I couldn’t give him that answer. The only one I had been able to speak to was Jersey. I felt lame, able to offer so little, but at least I had the things I had worked out with Dad to share. Between us, we might actually be getting organised.

The current plan is for the boys to look into the vehicular arrangements, both for us and to cripple pursuit. I’m going to get the girls to help me look into the food situation and how we can get some supplies. Weapons and any other equipment we’ll tackle later, if we can. Medical supplies are easy; I have access to anything I think I need here.

I don’t dare hope that it’ll all be that easy, but it’s not like the cutouts will be expecting us to be running out of here. Fingers crossed, their ignorance will last long enough for us to make this work.


I returned to the dorms tonight with my head full of possibilities and a body yearning for rest. Before I could get settled, I was greeted by Nadine and Mama Prusco, two of the trio who accosted me a few days ago about entertaining the men.

Nadine was positively nasty while Mama Prusco took the motherly route to explain to me that things work a certain way and everyone has to bear the same burdens. I told them that I wasn’t interested but they weren’t so ready to accept that answer this time.

They know about Matt and me. They know we’ve slept together (I have no idea how; rumours move strangely around Haven). They were angry; it wasn’t up to us to pick and choose who we were with, they said. If I was to sleep with anyone, it was with whomever they gave me.

That’s when I got furious with them. Who the hell were they to tell me that? I work hard, I nurse the sick and injured. I stay up with them all night if I have to. I help make sure there are supplies for us to treat people with. That’s what I give to Haven, and that’s all I’m going to give. They might spread my name in the male barracks and make everyone think I’m screwing the whole army, but that doesn’t make it any more likely to become true. (From the looks on their faces, they knew exactly what I was talking about; they had done it on purpose to get at me.)

I said I’d only agree to one deal: I’ll keep a handful of the guys happy enough that they won’t come to the nightly entertainment, making fewer men for the other women to worry about. There’s four I can guarantee won’t take part – Matt, Thorpe, Dale, and Dad – and a couple more I’m not sure about. I didn’t tell them that one of the number is my own father and two of them are together. Nadine and Mama Prusco don’t need to know that I’m only actually sleeping with one of them, and that I’ll only ever sleep with one of them.

I walked away while the two women absorbed that idea. Damn them, anyway.


I hadn’t been prepared for a fight and it was difficult to settle down afterwards. I had to wait until the dorm was quiet enough before I could slip out so I could write this post, and the time seemed to stretch interminably. I lay on my bunk and pretended to sleep, wishing that I could close my ears against the chatter around me.

One voice grew louder than the rest and I looked up to see Iona standing over me. She has worried the ends of her hair to shreds with the way her fingers pluck and stroke at it, and the hems of her clothes haven’t fared much better.
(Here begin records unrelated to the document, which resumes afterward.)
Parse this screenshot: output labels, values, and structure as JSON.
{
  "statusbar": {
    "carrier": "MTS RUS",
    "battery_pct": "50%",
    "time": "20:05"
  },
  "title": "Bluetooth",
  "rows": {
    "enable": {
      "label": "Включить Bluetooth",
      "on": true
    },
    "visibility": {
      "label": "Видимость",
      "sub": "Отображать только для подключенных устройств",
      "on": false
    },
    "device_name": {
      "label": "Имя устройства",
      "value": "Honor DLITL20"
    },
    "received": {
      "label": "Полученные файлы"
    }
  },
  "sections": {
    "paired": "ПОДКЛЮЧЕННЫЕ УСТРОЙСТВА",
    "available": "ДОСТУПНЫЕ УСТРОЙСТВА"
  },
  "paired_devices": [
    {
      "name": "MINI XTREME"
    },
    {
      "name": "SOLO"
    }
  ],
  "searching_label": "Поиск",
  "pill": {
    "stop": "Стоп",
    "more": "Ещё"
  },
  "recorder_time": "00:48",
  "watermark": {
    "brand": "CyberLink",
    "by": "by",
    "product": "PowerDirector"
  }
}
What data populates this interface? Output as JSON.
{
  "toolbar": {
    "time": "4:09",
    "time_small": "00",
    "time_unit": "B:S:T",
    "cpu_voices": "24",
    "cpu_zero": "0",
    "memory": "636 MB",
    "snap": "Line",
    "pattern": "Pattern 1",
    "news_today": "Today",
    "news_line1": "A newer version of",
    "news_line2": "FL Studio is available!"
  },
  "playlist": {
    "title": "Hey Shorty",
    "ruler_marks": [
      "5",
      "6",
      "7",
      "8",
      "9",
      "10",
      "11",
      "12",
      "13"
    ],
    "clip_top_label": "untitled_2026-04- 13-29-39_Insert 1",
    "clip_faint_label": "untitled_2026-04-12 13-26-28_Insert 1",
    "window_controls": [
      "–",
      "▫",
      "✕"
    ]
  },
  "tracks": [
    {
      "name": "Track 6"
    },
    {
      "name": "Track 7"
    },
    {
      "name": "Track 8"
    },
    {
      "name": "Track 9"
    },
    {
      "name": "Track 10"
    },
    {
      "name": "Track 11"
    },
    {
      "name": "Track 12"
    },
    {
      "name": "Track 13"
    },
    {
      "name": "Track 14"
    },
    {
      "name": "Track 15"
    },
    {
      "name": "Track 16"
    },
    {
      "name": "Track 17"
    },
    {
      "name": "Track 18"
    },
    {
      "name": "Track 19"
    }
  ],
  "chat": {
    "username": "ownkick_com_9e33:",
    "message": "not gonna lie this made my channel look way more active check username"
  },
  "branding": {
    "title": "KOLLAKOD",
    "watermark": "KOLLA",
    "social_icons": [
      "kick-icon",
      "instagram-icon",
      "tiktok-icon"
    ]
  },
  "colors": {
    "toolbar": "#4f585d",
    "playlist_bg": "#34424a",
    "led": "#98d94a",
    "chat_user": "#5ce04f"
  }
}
She stood at the side of my bunk and swayed from foot to foot, watching me with unusual directness.

“You’ll find the glass,” she said. I had no idea what she was talking about and I could feel the blank expression settling into my features as she went on. “Fields and fields of it, growing. Growing.” She was quite intent about that. “Makes such beautiful flowers. Mustn’t break it. It’ll shatter. Don’t break.” She crouched suddenly and touched my arm, adding the gesture to her pleas.

“I won’t break it,” I told her, patting her fingers. Still not a clue in the world but it seemed kinder to play along. “I’ll do my best.”

“Thank you,” she said, three times. Her smile was a relief. “You too.”

She wavered away then, tattered skirts whispering around her legs. She bounced away from a group of girls and took the long route around to the far side of her bunk so that she could crawl up onto it.

When I closed my eyes, I could hear her murmuring to the ceiling, but I couldn’t make out the words.